Who Takes More Risks: Men or Women?
Studies of risk-taking have traditionally found that men are more prone to it than women. But a team of researchers thinks that has everything to do with how we, and researchers, typically define "risk."
Past findings could have been clouded by a bias toward masculine-coded risk-taking, such as gambling or skydiving, psychologists at the University of Exeter and the University of Melbourne found.
When risk-taking opportunities are neutralized to be less stereotypically male, men and women are equally prone to take a risk, they found by comparing old ways of measuring risk-taking to new ones. In fact, depending on the situation, women can be the biggest risk-takers of all.
Is female risk-taking overlooked?
Quick, think of some risky activities. Playing the tables in Vegas? Riding a motorcycle without a helmet? Hunting for big game? Climbing Mount Everest? Running for president or gunning for a top position in a big company? These traditional measures of risk-taking are also heavily associated with masculinity, the researchers believe.
"When people imagine a risk-taker, they might picture someone risking their fortune at a high-stakes poker game, an ambitious CEO, or someone crossing the Grand Canyon on a tightrope—but chances are that the person they picture will be a man," said Thekla Morgenroth, post-doctoral research fellow at the University of Exeter, and lead author of the paper said in a news release about the team's research. "In other words, in our culture, risk is strongly associated with masculinity—and our research shows that this also biases how scientists measure risk."
So by measuring against these stereotypically masculine activities, it's possible past risk researchers have mistakenly found that men are more prone to task risks than women, reinforcing cultural assumptions about risk. Morgenroth's team devised new questions about risk that neutralized and reversed that traditionally masculine bias.
When asked about gender-neutral or female-associated risks—like horseback riding, making big purchases online, cooking a technically complicated meal or taking a cheerleading class—women are just as likely, and even more likely, to be risk-takers.
Men were only more willing to take risks when the risky activities were traditionally masculine.
The point is, even if you're not about to jump out of a plane, there's more than one way to be a risk-taker.
"Traditional measures of risk-taking tend to overlook the fact that women take many risks all the time—they go horseback riding, they challenge sexism, they are more likely to donate their kidneys to family members," Morgenroth said. "In our research, we show that when you ask men and women how likely they are to take more feminine risks, the gender difference in risk-taking suddenly disappears or even reverses with women reporting slightly higher levels of risk-taking. We've been overlooking female risk-taking because our measures have been biased."

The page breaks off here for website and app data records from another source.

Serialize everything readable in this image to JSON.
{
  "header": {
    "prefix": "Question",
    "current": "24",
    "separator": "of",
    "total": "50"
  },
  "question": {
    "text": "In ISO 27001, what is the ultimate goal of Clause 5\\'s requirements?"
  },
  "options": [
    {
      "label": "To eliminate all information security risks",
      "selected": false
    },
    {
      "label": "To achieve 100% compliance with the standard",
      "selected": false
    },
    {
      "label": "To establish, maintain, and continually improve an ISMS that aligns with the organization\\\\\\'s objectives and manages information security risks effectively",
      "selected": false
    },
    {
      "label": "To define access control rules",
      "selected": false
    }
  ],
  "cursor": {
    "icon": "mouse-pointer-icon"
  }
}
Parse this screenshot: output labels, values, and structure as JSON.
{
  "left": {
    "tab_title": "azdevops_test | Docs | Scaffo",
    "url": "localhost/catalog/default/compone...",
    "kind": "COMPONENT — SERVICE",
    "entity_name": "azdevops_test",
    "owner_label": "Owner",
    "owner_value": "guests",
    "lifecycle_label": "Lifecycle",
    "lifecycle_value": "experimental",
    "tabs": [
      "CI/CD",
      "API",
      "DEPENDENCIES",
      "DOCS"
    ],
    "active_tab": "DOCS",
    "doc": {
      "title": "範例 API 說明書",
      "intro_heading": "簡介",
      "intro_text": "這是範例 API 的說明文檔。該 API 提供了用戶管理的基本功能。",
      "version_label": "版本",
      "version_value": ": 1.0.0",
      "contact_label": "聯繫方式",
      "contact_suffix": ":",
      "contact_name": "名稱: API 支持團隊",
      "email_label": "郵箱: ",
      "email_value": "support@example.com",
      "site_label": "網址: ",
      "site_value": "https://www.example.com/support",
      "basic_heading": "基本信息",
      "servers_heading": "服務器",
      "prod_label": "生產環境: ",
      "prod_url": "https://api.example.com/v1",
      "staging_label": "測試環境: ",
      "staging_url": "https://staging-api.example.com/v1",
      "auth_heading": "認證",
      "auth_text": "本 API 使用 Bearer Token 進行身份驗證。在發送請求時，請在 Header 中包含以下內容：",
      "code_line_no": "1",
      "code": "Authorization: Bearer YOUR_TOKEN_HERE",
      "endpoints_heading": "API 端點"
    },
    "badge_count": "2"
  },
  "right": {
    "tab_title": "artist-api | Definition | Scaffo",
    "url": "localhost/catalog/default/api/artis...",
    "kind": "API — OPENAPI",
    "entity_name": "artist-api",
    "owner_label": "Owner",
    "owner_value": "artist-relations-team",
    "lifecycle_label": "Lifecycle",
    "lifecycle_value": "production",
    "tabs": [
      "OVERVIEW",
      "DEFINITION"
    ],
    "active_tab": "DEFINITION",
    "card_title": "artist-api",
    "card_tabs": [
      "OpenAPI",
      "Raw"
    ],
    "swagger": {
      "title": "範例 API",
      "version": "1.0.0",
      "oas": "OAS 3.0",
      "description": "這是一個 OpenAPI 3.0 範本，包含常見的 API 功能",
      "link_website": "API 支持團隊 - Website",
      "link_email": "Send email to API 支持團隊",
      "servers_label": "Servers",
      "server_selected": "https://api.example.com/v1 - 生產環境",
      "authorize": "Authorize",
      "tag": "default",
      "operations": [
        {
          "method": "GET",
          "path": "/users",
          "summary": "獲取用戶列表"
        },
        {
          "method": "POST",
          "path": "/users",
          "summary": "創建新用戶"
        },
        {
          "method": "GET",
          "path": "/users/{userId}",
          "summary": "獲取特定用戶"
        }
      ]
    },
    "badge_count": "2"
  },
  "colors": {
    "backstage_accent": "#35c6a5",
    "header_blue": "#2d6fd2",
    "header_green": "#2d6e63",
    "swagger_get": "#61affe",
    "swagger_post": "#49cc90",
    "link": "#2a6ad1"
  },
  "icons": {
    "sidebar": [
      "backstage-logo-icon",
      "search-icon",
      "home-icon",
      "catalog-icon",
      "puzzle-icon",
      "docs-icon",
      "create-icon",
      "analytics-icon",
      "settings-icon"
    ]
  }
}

Why it matters
Women's perceived risk aversion has been used against them in workplace situations, the researchers believe, putting women at a disadvantage for important roles in organizations and equal salaries. For example, perceived biological differences between male and female employees was one of the talking points former Google engineer James Damore put forth in his viral anti-diversity manifesto. In his eyes, there are are things about women that simply render them unsuited for careers in tech.
This new way of looking at risk and measuring risk-taking could go toward debunking potentially harmful myths, University of Exeter professor and study co-author Michelle Ryan said.
"Understanding the nature of gender differences in risk-taking is particularly important as the assumption that women are risk averse is often used to justify ongoing gender inequality—such as the gender pay gap and women's under-representation in politics and leadership," she said.